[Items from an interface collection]
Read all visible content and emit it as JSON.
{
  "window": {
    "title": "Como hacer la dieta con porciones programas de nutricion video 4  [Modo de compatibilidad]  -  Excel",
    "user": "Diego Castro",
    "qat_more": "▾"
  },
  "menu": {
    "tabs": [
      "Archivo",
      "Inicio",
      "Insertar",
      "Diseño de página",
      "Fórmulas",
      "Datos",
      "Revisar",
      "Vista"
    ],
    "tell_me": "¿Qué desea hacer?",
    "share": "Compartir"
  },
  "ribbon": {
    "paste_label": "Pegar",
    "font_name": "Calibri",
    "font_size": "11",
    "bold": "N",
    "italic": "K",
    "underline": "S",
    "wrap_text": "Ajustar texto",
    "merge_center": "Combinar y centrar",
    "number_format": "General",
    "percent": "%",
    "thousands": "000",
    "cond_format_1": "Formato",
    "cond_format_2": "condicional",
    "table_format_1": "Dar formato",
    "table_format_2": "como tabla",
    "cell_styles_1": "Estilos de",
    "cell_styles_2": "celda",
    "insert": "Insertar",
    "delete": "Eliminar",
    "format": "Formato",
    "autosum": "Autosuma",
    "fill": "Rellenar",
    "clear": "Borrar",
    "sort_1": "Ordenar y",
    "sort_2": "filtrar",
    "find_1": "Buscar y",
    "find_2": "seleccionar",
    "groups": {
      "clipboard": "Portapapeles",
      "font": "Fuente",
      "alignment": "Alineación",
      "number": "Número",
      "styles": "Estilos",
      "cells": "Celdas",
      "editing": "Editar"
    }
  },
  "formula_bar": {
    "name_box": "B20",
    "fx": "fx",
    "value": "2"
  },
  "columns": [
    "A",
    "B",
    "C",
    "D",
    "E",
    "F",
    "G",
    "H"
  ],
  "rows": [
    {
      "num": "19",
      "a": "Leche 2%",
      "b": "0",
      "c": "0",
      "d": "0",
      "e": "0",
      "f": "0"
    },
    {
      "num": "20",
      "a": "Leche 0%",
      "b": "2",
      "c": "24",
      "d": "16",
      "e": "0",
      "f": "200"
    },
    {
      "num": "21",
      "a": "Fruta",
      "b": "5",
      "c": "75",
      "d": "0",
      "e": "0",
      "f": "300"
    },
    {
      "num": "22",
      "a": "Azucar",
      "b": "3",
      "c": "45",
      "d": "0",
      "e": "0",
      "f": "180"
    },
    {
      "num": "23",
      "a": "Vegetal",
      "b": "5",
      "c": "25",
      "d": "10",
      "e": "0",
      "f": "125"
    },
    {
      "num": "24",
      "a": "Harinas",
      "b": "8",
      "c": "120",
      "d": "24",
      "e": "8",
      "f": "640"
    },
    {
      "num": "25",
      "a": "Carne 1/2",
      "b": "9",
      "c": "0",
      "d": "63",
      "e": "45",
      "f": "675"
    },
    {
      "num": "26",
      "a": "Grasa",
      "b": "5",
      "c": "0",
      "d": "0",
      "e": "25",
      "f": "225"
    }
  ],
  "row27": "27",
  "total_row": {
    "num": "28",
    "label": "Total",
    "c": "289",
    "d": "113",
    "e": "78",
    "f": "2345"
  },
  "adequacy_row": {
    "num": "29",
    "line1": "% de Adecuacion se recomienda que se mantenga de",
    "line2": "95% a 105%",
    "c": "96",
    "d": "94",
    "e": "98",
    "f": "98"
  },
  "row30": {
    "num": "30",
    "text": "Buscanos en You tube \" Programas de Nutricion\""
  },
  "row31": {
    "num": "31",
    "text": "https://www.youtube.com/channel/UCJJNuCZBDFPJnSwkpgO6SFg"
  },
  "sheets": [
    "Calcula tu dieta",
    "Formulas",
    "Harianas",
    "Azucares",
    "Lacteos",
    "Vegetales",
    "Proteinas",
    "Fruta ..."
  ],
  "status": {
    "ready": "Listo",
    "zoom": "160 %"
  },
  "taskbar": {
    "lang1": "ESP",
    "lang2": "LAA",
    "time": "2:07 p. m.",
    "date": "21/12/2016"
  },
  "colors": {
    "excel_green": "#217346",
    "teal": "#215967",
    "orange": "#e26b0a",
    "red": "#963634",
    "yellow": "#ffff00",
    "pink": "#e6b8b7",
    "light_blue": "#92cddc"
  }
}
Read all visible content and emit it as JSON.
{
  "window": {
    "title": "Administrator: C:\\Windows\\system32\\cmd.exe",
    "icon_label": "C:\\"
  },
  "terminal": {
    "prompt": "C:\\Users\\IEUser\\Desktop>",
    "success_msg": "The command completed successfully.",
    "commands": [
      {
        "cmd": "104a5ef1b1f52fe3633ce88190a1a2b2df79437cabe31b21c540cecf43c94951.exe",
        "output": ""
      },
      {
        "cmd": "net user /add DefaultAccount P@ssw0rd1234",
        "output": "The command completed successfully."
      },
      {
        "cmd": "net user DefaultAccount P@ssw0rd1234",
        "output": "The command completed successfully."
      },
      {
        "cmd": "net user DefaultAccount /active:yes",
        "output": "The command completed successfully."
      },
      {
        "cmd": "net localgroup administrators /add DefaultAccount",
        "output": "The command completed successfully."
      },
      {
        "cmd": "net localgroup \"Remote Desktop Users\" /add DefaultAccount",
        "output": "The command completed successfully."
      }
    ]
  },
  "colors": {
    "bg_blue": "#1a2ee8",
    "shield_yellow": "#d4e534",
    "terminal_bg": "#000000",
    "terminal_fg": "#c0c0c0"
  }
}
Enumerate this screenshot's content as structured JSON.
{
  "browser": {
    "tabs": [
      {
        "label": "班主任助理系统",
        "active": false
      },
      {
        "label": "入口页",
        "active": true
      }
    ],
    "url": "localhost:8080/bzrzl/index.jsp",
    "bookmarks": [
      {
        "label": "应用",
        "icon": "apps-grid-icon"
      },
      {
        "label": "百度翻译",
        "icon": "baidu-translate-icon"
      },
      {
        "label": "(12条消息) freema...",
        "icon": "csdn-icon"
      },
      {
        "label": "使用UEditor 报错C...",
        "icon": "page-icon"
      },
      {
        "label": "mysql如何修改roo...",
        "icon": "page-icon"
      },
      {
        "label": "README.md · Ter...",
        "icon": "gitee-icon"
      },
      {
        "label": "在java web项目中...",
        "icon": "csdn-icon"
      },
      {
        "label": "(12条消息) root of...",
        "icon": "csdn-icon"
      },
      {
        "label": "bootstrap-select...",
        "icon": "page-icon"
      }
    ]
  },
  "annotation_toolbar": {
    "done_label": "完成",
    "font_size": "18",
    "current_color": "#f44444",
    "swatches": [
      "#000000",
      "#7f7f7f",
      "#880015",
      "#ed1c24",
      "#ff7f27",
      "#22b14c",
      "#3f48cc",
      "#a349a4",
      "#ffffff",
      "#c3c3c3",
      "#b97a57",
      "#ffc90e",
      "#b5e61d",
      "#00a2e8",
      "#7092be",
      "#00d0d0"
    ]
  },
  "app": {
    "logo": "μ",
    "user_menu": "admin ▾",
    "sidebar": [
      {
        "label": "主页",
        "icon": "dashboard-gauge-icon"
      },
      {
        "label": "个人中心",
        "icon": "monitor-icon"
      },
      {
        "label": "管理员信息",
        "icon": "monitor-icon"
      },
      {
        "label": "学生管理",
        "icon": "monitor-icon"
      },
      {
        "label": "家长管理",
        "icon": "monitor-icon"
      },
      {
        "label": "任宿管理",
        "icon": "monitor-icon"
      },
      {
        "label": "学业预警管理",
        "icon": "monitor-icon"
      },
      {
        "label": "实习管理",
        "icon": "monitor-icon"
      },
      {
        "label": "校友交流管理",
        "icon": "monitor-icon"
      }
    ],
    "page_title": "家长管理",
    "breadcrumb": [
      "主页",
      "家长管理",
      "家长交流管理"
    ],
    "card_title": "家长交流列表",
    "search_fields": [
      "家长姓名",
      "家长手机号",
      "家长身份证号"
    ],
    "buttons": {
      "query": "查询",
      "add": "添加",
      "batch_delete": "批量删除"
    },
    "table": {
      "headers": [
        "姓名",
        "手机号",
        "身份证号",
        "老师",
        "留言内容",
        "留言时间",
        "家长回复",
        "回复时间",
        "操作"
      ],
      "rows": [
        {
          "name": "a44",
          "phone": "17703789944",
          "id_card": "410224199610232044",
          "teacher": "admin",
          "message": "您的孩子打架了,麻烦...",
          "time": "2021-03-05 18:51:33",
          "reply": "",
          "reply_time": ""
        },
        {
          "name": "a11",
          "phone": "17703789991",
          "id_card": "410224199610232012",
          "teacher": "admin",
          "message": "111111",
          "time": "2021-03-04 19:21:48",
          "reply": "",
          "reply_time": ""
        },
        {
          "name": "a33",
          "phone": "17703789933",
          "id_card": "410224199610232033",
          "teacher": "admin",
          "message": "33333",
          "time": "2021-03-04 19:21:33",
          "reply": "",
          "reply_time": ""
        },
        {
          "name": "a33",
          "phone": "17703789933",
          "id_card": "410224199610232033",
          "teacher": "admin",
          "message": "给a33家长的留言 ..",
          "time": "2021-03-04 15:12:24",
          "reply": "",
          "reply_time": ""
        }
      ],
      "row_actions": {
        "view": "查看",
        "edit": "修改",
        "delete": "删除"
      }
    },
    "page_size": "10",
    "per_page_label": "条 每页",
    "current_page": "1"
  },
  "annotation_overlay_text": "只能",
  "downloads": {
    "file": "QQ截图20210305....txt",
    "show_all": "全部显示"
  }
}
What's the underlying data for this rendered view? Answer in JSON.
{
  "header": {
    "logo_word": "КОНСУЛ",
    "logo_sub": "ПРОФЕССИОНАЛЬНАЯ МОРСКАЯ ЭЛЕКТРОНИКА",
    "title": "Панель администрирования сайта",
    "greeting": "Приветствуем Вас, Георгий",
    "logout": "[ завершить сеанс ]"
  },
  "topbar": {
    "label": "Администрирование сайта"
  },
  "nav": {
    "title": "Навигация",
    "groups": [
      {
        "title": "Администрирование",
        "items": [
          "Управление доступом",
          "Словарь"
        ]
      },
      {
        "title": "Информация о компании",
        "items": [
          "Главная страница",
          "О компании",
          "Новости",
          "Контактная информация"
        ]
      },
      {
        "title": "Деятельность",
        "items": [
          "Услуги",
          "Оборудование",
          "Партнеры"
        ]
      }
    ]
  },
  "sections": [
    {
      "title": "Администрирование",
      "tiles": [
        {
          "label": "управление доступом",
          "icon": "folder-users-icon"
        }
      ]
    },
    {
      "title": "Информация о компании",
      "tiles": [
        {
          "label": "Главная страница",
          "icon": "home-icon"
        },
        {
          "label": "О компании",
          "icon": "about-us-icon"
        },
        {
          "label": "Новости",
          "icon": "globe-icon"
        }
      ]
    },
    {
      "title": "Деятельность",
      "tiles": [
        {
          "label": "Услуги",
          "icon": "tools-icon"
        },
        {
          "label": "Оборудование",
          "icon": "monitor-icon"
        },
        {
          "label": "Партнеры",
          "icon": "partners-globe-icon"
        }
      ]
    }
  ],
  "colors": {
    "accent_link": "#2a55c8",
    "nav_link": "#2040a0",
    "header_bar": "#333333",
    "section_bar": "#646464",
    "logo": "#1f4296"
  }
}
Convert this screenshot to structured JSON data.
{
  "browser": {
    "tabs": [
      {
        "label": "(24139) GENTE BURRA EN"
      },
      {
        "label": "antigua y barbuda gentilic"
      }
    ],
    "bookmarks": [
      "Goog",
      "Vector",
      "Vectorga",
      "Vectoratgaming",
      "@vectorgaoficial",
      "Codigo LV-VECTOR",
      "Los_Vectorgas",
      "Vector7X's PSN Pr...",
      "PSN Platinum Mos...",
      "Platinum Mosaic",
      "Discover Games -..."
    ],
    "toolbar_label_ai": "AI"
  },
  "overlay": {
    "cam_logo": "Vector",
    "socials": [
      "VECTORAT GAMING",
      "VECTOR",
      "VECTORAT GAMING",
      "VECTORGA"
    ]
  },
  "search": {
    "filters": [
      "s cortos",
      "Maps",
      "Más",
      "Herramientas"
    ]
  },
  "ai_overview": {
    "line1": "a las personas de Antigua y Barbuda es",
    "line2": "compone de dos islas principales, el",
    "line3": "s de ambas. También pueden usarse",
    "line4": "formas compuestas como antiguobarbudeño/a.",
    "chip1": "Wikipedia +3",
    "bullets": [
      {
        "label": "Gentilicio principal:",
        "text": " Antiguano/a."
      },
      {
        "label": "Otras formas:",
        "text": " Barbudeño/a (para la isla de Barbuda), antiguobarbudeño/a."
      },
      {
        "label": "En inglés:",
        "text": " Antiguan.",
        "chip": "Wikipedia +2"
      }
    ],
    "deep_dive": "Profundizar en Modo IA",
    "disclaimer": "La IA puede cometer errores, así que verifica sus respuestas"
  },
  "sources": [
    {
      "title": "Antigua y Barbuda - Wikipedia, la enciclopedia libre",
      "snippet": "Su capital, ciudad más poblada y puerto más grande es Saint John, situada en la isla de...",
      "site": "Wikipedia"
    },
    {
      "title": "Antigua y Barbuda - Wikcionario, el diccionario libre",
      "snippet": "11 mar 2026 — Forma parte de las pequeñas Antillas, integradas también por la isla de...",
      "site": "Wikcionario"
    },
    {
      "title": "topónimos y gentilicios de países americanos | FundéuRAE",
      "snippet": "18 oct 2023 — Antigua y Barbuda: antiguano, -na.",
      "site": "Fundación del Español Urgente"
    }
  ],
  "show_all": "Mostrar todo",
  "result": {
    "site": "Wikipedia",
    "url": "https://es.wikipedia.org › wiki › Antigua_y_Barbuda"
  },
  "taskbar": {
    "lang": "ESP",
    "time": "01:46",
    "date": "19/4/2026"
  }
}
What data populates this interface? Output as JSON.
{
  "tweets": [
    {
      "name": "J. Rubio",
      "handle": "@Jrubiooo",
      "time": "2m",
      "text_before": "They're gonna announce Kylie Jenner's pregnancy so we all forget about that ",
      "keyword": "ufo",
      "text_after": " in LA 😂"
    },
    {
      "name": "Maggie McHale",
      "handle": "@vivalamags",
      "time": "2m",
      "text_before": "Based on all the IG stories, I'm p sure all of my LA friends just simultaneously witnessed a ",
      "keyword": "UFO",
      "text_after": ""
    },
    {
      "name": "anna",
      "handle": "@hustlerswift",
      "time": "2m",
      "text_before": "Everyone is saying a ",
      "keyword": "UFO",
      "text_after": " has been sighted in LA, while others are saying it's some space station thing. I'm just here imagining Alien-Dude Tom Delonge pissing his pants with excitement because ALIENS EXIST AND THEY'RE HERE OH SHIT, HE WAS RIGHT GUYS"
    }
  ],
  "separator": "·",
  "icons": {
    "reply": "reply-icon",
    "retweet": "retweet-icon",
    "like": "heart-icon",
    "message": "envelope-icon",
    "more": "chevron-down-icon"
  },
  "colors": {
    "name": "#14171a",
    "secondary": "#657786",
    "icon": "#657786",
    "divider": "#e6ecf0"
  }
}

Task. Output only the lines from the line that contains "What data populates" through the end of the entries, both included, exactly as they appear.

Answer section.
What data populates this interface? Output as JSON.
{
  "tweets": [
    {
      "name": "J. Rubio",
      "handle": "@Jrubiooo",
      "time": "2m",
      "text_before": "They're gonna announce Kylie Jenner's pregnancy so we all forget about that ",
      "keyword": "ufo",
      "text_after": " in LA 😂"
    },
    {
      "name": "Maggie McHale",
      "handle": "@vivalamags",
      "time": "2m",
      "text_before": "Based on all the IG stories, I'm p sure all of my LA friends just simultaneously witnessed a ",
      "keyword": "UFO",
      "text_after": ""
    },
    {
      "name": "anna",
      "handle": "@hustlerswift",
      "time": "2m",
      "text_before": "Everyone is saying a ",
      "keyword": "UFO",
      "text_after": " has been sighted in LA, while others are saying it's some space station thing. I'm just here imagining Alien-Dude Tom Delonge pissing his pants with excitement because ALIENS EXIST AND THEY'RE HERE OH SHIT, HE WAS RIGHT GUYS"
    }
  ],
  "separator": "·",
  "icons": {
    "reply": "reply-icon",
    "retweet": "retweet-icon",
    "like": "heart-icon",
    "message": "envelope-icon",
    "more": "chevron-down-icon"
  },
  "colors": {
    "name": "#14171a",
    "secondary": "#657786",
    "icon": "#657786",
    "divider": "#e6ecf0"
  }
}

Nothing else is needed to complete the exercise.